I wondered if maybe they’d never seen a bike like mine before and guessed they’d never imagined one being ridden by a woman. After a few minutes I realized I wasn’t going to be left alone, so I dipped my eyes and ignored them until a faint murmuring started to spread through the crowd. Looking up, I noticed one of the men pointing at the two large cylinders that stuck out from the sides of the BMW engine.
‘Oooh . . . double engine . . . double engine,’ the man was saying. A second man, his head poking over the speaker’s shoulder for a closer look, took up the chant.

‘Oooh . . . double engine. . . double engine,’ said the second Indian, turning to a third man at his side. ‘Double engine . . .’
Spreading quickly through the crowd, the double-engine mantra was repeated from man to man, with all the authority of the truly clueless suddenly considering themselves experts. Aware that thirty pairs of eyes were watching my every move, I put on my helmet and gloves, slid myself onto my bike and pressed the starter motor. When the engine burst into life, the entire crowd gasped and jumped back.
‘Oooh . . . selfie start . . . selfie start.’
Again a mantra rippled through the crowd, but this time it was less sure, as if they couldn’t quite believe what they were seeing. Riding off, I wondered what they would tell their friends and family that evening – and whether anyone would ever believe them.
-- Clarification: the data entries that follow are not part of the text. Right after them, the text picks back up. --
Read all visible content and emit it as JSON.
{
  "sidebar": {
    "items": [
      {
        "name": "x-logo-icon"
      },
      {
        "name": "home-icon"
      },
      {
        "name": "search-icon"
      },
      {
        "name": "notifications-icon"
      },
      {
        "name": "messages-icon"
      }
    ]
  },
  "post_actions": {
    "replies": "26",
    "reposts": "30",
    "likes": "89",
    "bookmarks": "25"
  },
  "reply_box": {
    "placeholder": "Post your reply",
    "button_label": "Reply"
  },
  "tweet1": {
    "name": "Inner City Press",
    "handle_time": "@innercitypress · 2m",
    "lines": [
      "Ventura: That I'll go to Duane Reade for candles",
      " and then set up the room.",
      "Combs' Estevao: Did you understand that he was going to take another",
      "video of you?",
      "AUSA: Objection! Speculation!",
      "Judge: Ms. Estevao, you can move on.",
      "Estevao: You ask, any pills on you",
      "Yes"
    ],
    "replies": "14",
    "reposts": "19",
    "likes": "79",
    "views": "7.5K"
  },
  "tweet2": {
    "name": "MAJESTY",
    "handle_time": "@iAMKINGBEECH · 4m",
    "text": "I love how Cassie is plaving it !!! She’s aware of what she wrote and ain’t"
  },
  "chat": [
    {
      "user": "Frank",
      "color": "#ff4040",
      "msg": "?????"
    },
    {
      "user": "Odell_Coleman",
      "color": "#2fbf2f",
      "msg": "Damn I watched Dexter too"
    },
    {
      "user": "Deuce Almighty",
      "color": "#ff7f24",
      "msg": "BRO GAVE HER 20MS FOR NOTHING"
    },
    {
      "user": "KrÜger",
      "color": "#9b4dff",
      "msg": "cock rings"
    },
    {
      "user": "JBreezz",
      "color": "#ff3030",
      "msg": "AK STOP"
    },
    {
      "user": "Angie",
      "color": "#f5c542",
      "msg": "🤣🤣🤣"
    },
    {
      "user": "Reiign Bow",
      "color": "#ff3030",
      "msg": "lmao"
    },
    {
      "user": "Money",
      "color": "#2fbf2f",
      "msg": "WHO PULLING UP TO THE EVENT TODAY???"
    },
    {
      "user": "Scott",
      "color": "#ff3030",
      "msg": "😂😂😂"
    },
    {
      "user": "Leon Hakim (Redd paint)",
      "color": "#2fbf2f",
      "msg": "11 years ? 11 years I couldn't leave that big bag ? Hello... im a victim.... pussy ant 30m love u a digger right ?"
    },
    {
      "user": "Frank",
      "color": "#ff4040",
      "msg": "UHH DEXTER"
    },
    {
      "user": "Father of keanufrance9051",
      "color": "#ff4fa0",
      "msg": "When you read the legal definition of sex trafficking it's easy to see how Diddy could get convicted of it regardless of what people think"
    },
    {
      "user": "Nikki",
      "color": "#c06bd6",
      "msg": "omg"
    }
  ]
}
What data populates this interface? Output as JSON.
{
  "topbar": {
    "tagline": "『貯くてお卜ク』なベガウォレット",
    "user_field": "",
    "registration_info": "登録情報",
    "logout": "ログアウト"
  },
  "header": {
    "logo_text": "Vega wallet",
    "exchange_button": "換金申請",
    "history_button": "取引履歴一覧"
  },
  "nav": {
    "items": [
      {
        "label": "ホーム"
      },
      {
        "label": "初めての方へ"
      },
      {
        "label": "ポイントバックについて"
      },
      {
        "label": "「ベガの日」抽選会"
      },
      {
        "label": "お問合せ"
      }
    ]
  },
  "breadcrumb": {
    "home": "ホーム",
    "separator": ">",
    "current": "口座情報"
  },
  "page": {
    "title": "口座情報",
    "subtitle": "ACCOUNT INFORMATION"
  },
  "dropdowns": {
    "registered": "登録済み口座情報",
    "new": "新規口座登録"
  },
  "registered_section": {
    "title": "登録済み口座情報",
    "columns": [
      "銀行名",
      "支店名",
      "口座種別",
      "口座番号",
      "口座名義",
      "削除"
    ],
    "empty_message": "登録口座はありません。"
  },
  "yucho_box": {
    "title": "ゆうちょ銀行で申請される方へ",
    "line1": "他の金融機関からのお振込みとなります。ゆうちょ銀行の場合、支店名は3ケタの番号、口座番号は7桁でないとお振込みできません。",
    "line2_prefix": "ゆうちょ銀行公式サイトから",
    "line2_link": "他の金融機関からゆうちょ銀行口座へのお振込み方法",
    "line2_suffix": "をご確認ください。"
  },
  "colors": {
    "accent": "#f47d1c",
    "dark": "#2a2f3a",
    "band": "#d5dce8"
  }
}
I rode on through flat barren land crawling with people, individual villages difficult to distinguish because they merged into one continual village lining the road. As the sun dipped towards the horizon, I checked my watch. Riding for ten hours, I’d covered less than 100 miles. India was certainly going to be a slow process.

Read an excerpt from the third leg of Elspeth Beard's journey: "Part 4: Kathmandu to Home."
And find Lone Rider on our website, HERE